**TASK OBJECTIVE:**
All lines in the records below that hold "icon" are to be shown.

____________

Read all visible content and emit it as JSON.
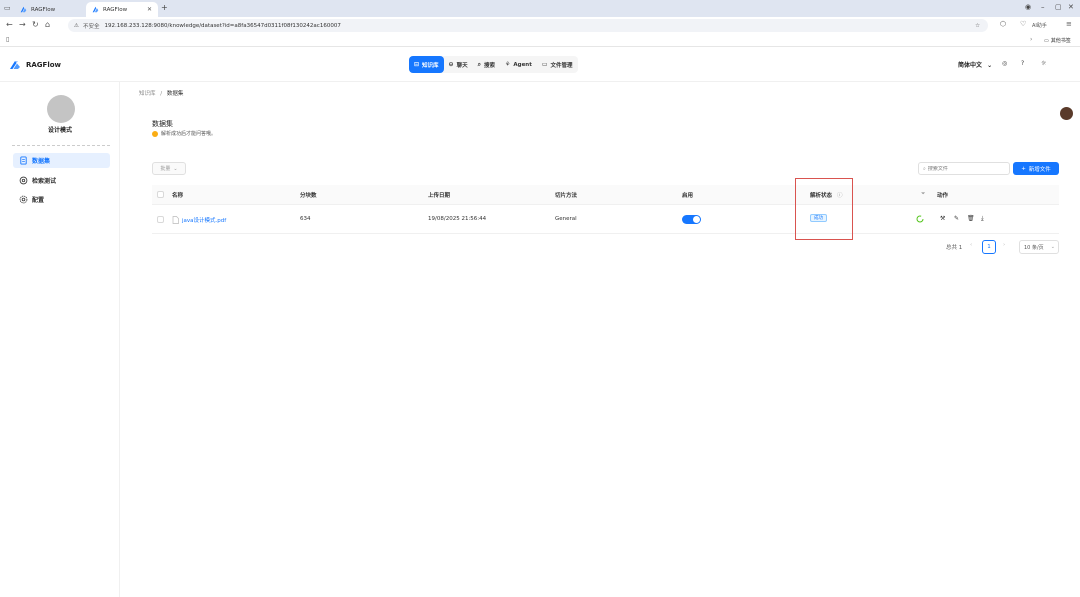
{
  "browser": {
    "tabs": [
      {
        "label": "RAGFlow",
        "active": false
      },
      {
        "label": "RAGFlow",
        "active": true
      }
    ],
    "security_label": "不安全",
    "url": "192.168.233.128:9080/knowledge/dataset?id=a8fa36547d0311f08f130242ac160007",
    "ai_button": "AI助手",
    "bookmarks_label": "其他书签"
  },
  "app": {
    "brand": "RAGFlow",
    "nav": [
      {
        "label": "知识库",
        "icon": "database-icon",
        "active": true
      },
      {
        "label": "聊天",
        "icon": "chat-icon",
        "active": false
      },
      {
        "label": "搜索",
        "icon": "search-icon",
        "active": false
      },
      {
        "label": "Agent",
        "icon": "agent-icon",
        "active": false
      },
      {
        "label": "文件管理",
        "icon": "folder-icon",
        "active": false
      }
    ],
    "language": "简体中文"
  },
  "sidebar": {
    "kb_name": "设计模式",
    "items": [
      {
        "label": "数据集",
        "icon": "file-icon",
        "active": true
      },
      {
        "label": "检索测试",
        "icon": "retrieval-icon",
        "active": false
      },
      {
        "label": "配置",
        "icon": "gear-icon",
        "active": false
      }
    ]
  },
  "main": {
    "breadcrumb": {
      "root": "知识库",
      "sep": "/",
      "current": "数据集"
    },
    "title": "数据集",
    "subtitle": "解析成功后才能问答哦。",
    "bulk_label": "批量",
    "search_placeholder": "搜索文件",
    "add_button": "新增文件",
    "columns": [
      "名称",
      "分块数",
      "上传日期",
      "切片方法",
      "启用",
      "解析状态",
      "动作"
    ],
    "rows": [
      {
        "name": "java设计模式.pdf",
        "chunks": "634",
        "upload_date": "19/08/2025 21:56:44",
        "method": "General",
        "enabled": true,
        "status": "成功"
      }
    ],
    "pagination": {
      "total": "总共 1",
      "current_page": "1",
      "page_size": "10 条/页"
    }
  },
  "colors": {
    "primary": "#1677ff",
    "highlight": "#d9534f"
  }
}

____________

**TASK RESPONSE:**
        "icon": "database-icon",
        "icon": "chat-icon",
        "icon": "search-icon",
        "icon": "agent-icon",
        "icon": "folder-icon",
        "icon": "file-icon",
        "icon": "retrieval-icon",
        "icon": "gear-icon",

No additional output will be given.